“No,” sighed Reg, and made a face that secured his photo a spot in the dictionary next to the word ‘glum’.

Devon, seeing that this was actually bothering his friend, decided to help, “How about craigslist? Did you check there?” Angela smiled; that’s the Devon she used to love.

“No,” answered Reg again, maintaining his spot in the dictionary.

Devon slapped Reg on the back.  “Well then, hurry up and check it, dummy!”

And somehow, getting attacked and labeled as unintelligent motivated our young Merritt to get his ass in gear.  See?  What a strange boy, indeed.


Tired Brains

May 12, 2009

Once upon a time, there was a boy with a tired brain.  He said to his brain, “please stop being tired!  I need your help.”

“I can’t help it,” answered his brain.  “I’m just so tired.”

“But we just slept for 8 hours!” exclaimed the boy.  “How are you still tired?”

“Sleep for you is work for me,” said the brain.  “You need to figure out how to get me some real rest.”


Ah, Kids these days

March 30, 2009

“What the fuck kind of name is Jimmy, anyway?” muttered Jimmy to no one in particular.

He was at the county fair with some people he knew.  He thought this shit was lame, but some “friends” of his wanted to go and they were going to go whether he tagged along or not.  So he tagged along.  Better than being left behind he had thought.

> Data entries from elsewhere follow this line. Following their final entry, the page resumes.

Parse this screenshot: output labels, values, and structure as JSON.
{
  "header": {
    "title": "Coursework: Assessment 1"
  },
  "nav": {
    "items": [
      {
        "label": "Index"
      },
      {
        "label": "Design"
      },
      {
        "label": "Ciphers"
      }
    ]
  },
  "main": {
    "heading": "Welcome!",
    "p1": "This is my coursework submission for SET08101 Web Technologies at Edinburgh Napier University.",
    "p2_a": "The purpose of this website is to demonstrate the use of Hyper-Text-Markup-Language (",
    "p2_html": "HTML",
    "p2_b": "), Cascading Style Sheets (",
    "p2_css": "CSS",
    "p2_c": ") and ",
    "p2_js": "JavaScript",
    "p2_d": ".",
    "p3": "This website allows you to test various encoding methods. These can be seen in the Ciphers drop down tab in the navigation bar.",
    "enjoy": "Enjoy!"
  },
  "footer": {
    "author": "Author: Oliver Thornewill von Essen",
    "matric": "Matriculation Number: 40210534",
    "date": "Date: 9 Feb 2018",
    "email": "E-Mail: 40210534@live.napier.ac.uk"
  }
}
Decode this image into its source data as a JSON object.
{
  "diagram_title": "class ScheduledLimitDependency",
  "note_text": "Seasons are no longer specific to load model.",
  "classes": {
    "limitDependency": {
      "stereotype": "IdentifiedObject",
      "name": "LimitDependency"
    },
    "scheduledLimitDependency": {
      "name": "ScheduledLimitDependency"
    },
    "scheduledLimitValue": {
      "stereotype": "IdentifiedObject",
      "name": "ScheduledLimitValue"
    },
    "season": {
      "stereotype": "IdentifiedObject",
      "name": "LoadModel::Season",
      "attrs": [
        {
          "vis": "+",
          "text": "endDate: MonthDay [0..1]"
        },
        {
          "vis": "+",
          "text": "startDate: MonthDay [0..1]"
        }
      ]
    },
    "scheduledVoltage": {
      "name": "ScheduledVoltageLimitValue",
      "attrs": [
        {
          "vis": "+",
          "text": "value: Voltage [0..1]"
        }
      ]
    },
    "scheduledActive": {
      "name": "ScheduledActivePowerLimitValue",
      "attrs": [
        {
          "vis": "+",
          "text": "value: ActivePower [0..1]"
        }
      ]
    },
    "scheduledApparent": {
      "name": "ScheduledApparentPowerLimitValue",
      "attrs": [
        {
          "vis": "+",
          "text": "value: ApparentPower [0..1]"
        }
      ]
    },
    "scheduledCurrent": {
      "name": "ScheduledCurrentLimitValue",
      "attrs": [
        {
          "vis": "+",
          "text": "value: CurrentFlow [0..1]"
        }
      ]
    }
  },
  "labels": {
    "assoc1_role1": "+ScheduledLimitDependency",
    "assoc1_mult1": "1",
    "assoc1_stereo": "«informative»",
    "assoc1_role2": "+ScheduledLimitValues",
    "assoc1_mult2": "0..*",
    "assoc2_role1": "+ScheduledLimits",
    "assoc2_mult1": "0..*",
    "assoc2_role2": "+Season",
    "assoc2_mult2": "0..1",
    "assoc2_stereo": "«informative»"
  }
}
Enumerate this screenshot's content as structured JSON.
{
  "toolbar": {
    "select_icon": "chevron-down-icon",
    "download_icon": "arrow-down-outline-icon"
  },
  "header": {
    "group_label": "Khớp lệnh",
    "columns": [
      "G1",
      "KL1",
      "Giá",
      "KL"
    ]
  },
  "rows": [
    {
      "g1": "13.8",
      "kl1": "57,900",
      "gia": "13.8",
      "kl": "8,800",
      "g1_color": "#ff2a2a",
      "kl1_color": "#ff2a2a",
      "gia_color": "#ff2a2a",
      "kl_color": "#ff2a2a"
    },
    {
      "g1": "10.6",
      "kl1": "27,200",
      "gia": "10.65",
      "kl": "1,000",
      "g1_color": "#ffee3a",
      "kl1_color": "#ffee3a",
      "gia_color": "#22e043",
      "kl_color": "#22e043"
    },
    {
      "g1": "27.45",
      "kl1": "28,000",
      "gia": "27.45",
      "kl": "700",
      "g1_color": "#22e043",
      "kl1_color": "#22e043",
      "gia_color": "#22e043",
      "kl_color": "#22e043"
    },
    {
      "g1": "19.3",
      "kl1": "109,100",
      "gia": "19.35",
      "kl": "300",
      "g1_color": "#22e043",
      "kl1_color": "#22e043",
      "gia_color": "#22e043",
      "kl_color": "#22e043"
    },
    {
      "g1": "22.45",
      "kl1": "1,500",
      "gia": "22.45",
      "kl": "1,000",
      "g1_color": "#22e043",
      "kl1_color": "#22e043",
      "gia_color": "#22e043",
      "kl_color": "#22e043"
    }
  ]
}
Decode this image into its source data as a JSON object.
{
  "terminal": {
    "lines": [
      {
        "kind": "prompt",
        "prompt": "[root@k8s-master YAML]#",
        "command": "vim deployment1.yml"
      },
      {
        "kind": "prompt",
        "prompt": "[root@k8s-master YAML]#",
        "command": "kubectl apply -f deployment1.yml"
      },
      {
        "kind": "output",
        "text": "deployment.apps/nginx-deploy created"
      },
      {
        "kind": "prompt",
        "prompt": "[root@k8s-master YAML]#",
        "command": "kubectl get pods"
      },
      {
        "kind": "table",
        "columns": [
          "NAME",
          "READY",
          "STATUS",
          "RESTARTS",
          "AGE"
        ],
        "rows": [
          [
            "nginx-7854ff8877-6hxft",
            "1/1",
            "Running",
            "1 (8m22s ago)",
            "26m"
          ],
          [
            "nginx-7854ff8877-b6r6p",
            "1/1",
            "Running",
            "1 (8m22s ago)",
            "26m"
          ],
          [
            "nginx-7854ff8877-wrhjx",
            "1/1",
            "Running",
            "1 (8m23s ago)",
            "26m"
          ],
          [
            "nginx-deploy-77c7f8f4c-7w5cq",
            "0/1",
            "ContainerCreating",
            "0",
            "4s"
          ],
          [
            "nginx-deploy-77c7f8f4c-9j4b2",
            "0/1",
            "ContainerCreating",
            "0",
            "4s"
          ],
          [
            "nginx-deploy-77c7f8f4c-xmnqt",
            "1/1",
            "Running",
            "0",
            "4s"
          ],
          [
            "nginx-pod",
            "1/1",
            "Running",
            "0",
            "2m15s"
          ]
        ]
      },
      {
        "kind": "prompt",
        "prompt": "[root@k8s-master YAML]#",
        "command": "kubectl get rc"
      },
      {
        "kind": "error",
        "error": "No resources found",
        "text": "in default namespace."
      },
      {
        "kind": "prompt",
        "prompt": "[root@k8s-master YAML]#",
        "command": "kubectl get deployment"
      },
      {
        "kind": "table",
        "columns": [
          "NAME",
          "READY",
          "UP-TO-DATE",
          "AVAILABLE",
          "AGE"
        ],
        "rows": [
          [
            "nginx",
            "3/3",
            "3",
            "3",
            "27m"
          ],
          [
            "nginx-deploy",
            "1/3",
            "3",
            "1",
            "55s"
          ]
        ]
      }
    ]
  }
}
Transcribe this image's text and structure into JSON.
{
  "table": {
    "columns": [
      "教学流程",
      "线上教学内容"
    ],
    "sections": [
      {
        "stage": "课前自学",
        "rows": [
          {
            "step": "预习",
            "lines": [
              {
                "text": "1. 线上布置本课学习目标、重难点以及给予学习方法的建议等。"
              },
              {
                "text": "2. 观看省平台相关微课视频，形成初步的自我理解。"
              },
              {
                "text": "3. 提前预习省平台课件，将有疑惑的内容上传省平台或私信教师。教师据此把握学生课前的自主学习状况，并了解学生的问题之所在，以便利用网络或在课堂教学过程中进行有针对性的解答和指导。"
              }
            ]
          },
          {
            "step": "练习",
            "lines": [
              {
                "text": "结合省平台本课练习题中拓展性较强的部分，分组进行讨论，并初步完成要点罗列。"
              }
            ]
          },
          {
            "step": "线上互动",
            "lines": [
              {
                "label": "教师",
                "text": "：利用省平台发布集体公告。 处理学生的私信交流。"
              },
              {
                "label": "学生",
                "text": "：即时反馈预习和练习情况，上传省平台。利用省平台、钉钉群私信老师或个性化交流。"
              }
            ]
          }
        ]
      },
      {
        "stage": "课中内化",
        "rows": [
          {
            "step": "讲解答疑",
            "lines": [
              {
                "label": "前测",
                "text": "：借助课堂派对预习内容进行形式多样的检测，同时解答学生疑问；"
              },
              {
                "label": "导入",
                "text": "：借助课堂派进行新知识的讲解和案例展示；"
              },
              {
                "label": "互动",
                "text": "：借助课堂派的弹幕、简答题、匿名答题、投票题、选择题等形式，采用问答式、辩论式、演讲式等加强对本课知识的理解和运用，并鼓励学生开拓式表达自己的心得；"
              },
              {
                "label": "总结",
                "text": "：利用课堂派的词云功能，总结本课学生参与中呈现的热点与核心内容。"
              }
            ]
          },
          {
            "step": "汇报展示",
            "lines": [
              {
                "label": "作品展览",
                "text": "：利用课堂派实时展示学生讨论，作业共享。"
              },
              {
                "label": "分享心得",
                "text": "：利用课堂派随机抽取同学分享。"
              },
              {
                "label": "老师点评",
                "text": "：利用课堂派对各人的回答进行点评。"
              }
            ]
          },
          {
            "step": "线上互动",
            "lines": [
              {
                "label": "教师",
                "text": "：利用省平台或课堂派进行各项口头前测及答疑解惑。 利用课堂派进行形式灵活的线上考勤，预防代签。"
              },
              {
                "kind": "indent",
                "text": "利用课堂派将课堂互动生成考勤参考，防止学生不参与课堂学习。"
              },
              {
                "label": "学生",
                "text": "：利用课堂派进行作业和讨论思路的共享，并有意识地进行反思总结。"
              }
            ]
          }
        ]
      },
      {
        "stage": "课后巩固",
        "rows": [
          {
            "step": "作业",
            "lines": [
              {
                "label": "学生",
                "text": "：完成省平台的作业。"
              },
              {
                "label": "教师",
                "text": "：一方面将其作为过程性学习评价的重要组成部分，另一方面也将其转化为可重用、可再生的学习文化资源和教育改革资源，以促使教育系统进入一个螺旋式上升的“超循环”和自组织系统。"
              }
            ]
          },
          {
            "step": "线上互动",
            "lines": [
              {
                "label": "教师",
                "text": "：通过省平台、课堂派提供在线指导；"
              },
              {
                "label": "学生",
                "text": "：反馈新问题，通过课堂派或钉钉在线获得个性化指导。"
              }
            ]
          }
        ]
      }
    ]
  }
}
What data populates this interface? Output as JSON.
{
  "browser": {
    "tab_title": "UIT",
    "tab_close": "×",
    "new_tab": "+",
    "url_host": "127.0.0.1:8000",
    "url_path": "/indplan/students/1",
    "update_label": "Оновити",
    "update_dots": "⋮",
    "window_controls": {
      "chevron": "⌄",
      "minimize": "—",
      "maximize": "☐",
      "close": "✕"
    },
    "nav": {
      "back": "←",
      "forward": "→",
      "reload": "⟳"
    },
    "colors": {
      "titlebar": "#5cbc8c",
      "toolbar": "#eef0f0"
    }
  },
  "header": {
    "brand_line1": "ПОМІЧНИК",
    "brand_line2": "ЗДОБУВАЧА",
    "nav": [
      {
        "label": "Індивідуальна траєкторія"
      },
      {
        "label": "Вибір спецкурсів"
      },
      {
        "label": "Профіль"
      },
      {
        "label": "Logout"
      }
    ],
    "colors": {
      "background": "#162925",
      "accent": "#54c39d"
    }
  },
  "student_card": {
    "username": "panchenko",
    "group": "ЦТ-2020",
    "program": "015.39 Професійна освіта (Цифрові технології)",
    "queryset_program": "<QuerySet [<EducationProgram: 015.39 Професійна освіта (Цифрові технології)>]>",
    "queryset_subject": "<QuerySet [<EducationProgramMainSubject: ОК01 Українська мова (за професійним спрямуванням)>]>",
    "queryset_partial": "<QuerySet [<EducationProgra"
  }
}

But now, here he was at the county fair and he’d be left behind.  The problem with self destructive people is that they tend to turn their anger towards themselves.  Doesn’t matter that they’re not to blame.  Doesn’t matter that in many cases there is no one to blame.  All that matters is that the Jimmy’s of the world need to place their anger somewhere.  They suffer the unfortunate circumstance of a deep seeded guilt, a guilt that does not allow them to misplace their anger.  Truly, how terrible would it be to express such a volatile anger onto the wrong person?  Or even onto the right person, if they meant no harm?  Doing that would just hurt people’s feelings!  And so, through the journey that is Jimmy’s roundabout logic, he turns that directionless rage towards the one person whose feelings he doesn’t need to protect.

Which brings us right back to why Jimmy is mad at his name.

Jimmy looked around the county fair.  There were people everywhere.  Truth is a good old fashioned county fair is tough to come by.  When a group of people go to the lengths required to actually assemble a wholey anachronistic hoo-haw of a time, chances are that one or more county’s will put aside their worries and just enjoy!

“Fucking stupid.  Why the fuck did I come here.  I should have known this would be stupid and that they’d just leave me here.  Fucking fuck.”  Jimmy had brought his worries with him.  “I wanted to stay home.  I wanted to watch a movie.  Or play board games.  Or anything but come to this stupid place.  But nooooo!  You just had to tag along, didn’t you?  You convinced yourself that hanging with your friends doing something stupid was better than not having friends.”

As Jimmy passed Bob’s Bobbing for Apples, a small group of grade 2ers barreled past him.  “Last one there’s a whore with syphilis!” yelled the brat in the lead.  Kids.  They grow up so quickly.

Jimmy had to work to maintain his grumpy face.